The Victoria and Albert Museum’s stunning exhibition “Masterpieces of Chinese Painting 700 – 1900 is exquisite. Well-designed both to protect the sensitive artworks and also to enhance the artistic sensation for the visitor, the paintings positively glow against the dark exhibition setting. The exhibition starts with some early surviving works from the 8th century, fragments of banners that have somehow survived with colours still vibrant and continues up to the late 19th century with scrolls and wall-hangings. It is interesting to compare the lengthy continuation of the Chinese artistic tradition through the centuries with the changes in fashion that characterise western art – aand buildings olways seeking something new; whereas the Chinese art returns over and again to its roots and celebrates the style of previous generations. Each painting on display here, loaned from around the world, is a masterpiece in its own right.
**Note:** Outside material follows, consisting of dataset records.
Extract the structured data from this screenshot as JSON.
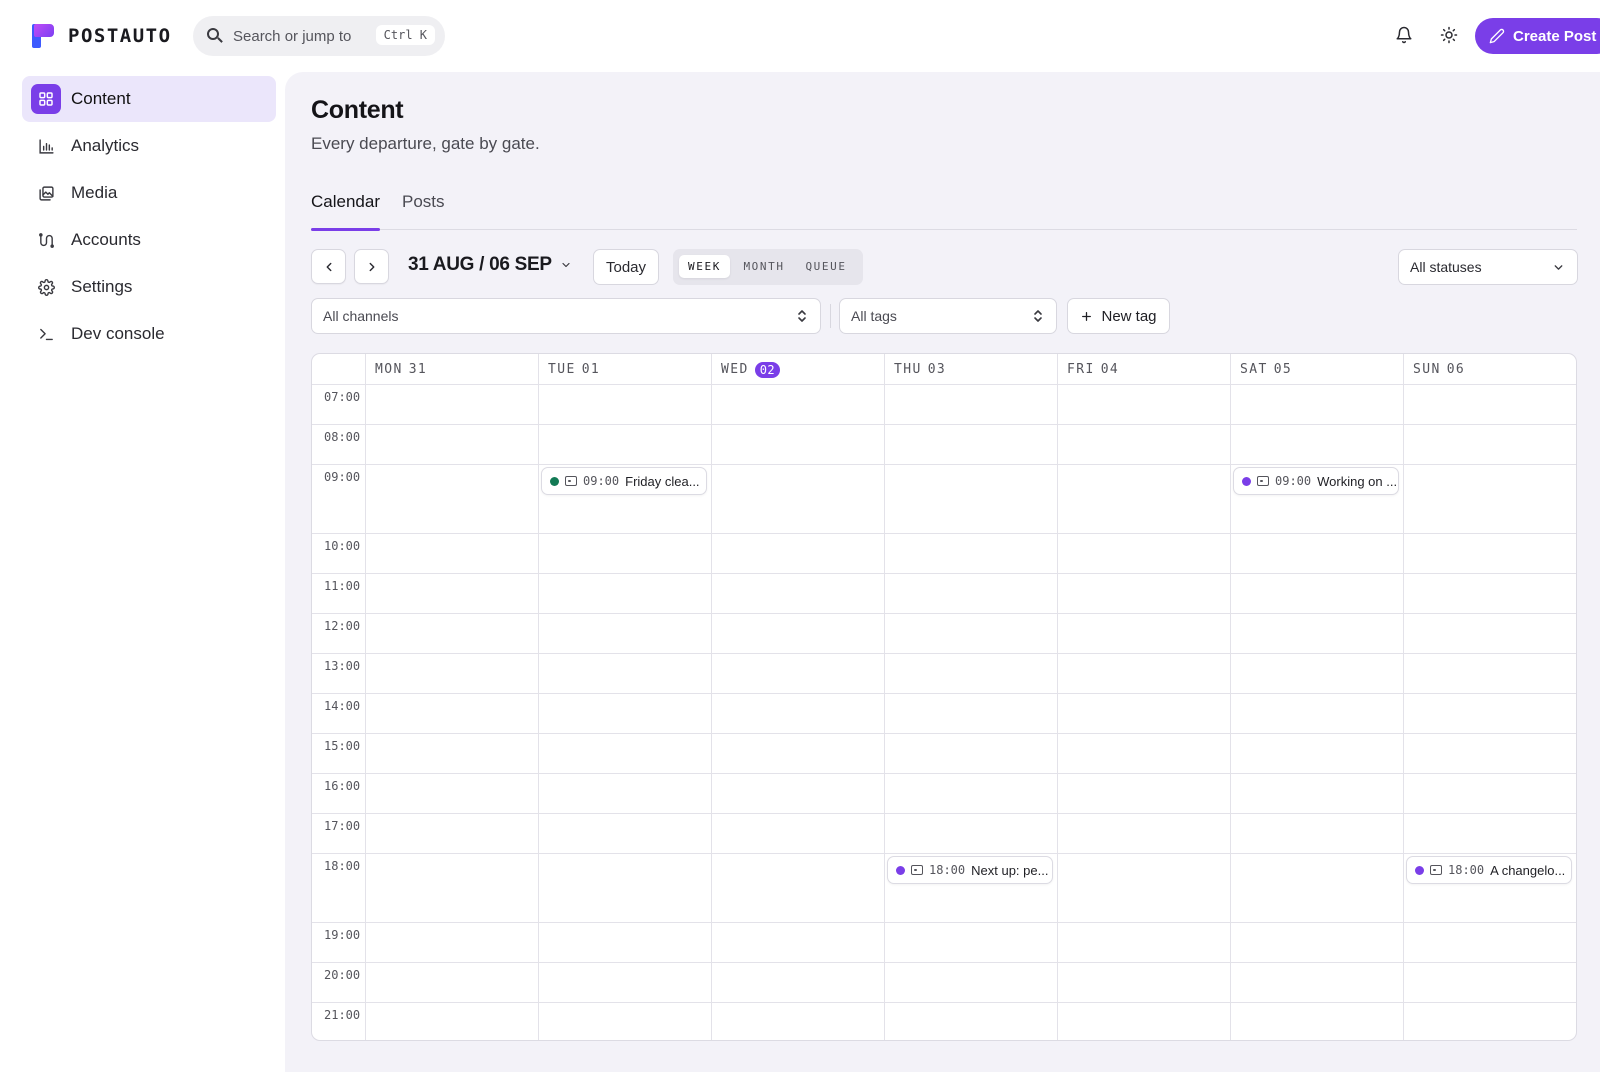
{
  "app": {
    "brand": "POSTAUTO",
    "search_placeholder": "Search or jump to",
    "search_shortcut": "Ctrl K",
    "create_button": "Create Post",
    "accent": "#7a3ee8"
  },
  "sidebar": {
    "items": [
      {
        "label": "Content",
        "icon": "grid-icon",
        "active": true
      },
      {
        "label": "Analytics",
        "icon": "bar-chart-icon",
        "active": false
      },
      {
        "label": "Media",
        "icon": "media-icon",
        "active": false
      },
      {
        "label": "Accounts",
        "icon": "accounts-icon",
        "active": false
      },
      {
        "label": "Settings",
        "icon": "gear-icon",
        "active": false
      },
      {
        "label": "Dev console",
        "icon": "terminal-icon",
        "active": false
      }
    ]
  },
  "page": {
    "title": "Content",
    "subtitle": "Every departure, gate by gate.",
    "tabs": [
      {
        "label": "Calendar",
        "active": true
      },
      {
        "label": "Posts",
        "active": false
      }
    ]
  },
  "toolbar": {
    "date_range": "31 AUG / 06 SEP",
    "today": "Today",
    "views": [
      {
        "label": "WEEK",
        "active": true
      },
      {
        "label": "MONTH",
        "active": false
      },
      {
        "label": "QUEUE",
        "active": false
      }
    ],
    "status_filter": "All statuses",
    "channel_filter": "All channels",
    "tag_filter": "All tags",
    "new_tag": "New tag"
  },
  "calendar": {
    "days": [
      {
        "name": "MON",
        "date": "31",
        "today": false
      },
      {
        "name": "TUE",
        "date": "01",
        "today": false
      },
      {
        "name": "WED",
        "date": "02",
        "today": true
      },
      {
        "name": "THU",
        "date": "03",
        "today": false
      },
      {
        "name": "FRI",
        "date": "04",
        "today": false
      },
      {
        "name": "SAT",
        "date": "05",
        "today": false
      },
      {
        "name": "SUN",
        "date": "06",
        "today": false
      }
    ],
    "hours": [
      "07:00",
      "08:00",
      "09:00",
      "10:00",
      "11:00",
      "12:00",
      "13:00",
      "14:00",
      "15:00",
      "16:00",
      "17:00",
      "18:00",
      "19:00",
      "20:00",
      "21:00"
    ],
    "events": [
      {
        "day": 1,
        "hour": "09:00",
        "time": "09:00",
        "title": "Friday clea...",
        "status_color": "#137a55"
      },
      {
        "day": 5,
        "hour": "09:00",
        "time": "09:00",
        "title": "Working on ...",
        "status_color": "#7a3ee8"
      },
      {
        "day": 3,
        "hour": "18:00",
        "time": "18:00",
        "title": "Next up: pe...",
        "status_color": "#7a3ee8"
      },
      {
        "day": 6,
        "hour": "18:00",
        "time": "18:00",
        "title": "A changelo...",
        "status_color": "#7a3ee8"
      }
    ]
  }
}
You feel that museums have loaned their best, subject to delicacy and risk of traveling, This show has had great reviews from the likes of Alastair Smart in the Telegraph and Brian Sewell in the Evening Standard who concluded that “0ne visit is not enough and the museum should recognise this by arranging some kind of return ticket”.
There is a subtle link with the Museum’s adjacent exhibition “Pearls” in that some of the early works show bodhisattva resplendent in fine clothes adorned with pearl necklaces and other jewellery.